For years, Sweden was a pioneer in the field. The golden age of equality legislation in the 1970s was marked by a plethora of measures to improve conditions for women: the introduction of maternity benefit and parental leave, the axing of joint taxation for married couples, a new law on abortion, funding for crèches and the granting of the right to a six-hour working day for the parents of young children. Thereafter, new measures were thin on the ground and there was change in the nature of debate.
In the 1980s and 1990s, the emphasis shifted to the representation of women in political world, and in corporate and other organisations. In recent years, the focus has been more on the problem of violence against women, in particular on honour crimes, and the drive to introduce more severe penalties for sexual offenders. But these policies have as much to do with the will to fight crime as they do with the promotion of equality. Today, decisions and reforms that would have a direct impact on day-to-day relations between the sexes are conspicuously absent. Ongoing debate has raised only one real issue: the reform of the parental insurance system, which regulates parental leave and shorter working hours for parents, to encourage men to spend more time with their children.
Equality no longer a priority
But the question is highly controversial. According to a 2008 survey conducted by the Unionen trade union, 40% of its 4,400 members expressed a desire to preserve the current system. And the majority of those who were in favour of change wanted to be "entirely free" to choose who should stay at home, and against measures that might constrain their personal liberty. Another question that has been in the news is the right to full-time work, which the left-wing alliance is now presenting as a pro-feminist measure because most women work in part-time jobs. However, once again, there has been no definite pledge to introduce legislation.

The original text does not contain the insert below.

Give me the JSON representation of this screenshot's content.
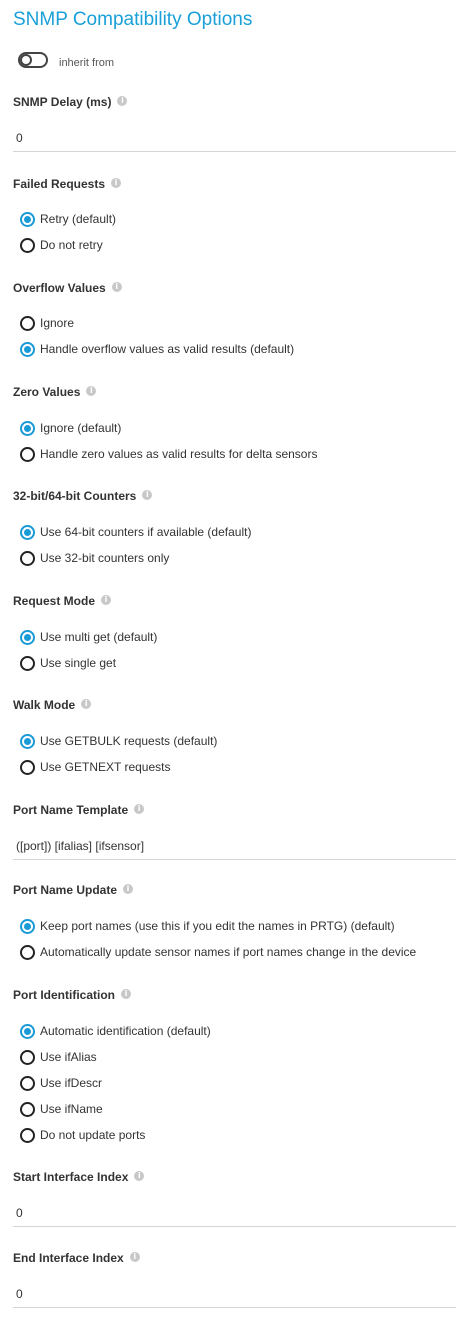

Why are there no more major reforms? From a theoretical standpoint, the fact that today's men and women enjoy the same range of possibilities even if they do not always have the same effective freedom of choice could be the reason. On a more practical level, politicians are wary of intervening in the field of family policy, which is seem as a potential electoral minefield."Equality does not figure as a priority in this election campaign because the traditional political parties have adopted a patriarchal position, which treats it as a secondary issue," says Gudrun Schyman, a spokeswoman for the Feminist Initiative party.
Political parties increasingly opportunistic
Schyman is hoping her party will parallel the success of the Green Party, which overcame the initial difficulty of raising the profile of environmental issues to the point where they now feature in the policies of all the parties in parliament. There are many reasons why parties have trouble addressing issues of equality in their political programmes. One of them is that political dominance is now more fragile than it was in the past. Parties like the Swedish Social Democratic Party, which at one point ruled what was almost a de facto one-party state, had the privilege of being able to implement policies based on ideological convictions without worrying about their short-term impact on public opinion.
Today the situation has changed. Parties are increasingly opportunistic and equality is seen as a theme that involves major risks and relatively little in the way of benefits. That said, the right-wing alliance – which is relative novice in equality policy – is now attempting to enter the field in a bid to attract more women voters, who tend to favour left-wing rather than right-wing parties. This does not seem to bother Gudrun Schyman, who remains convinced that the Feminist Initiative Party will emulate the success of the Greens, so that in the future every party will be obliged to adopt a position on issues of equality.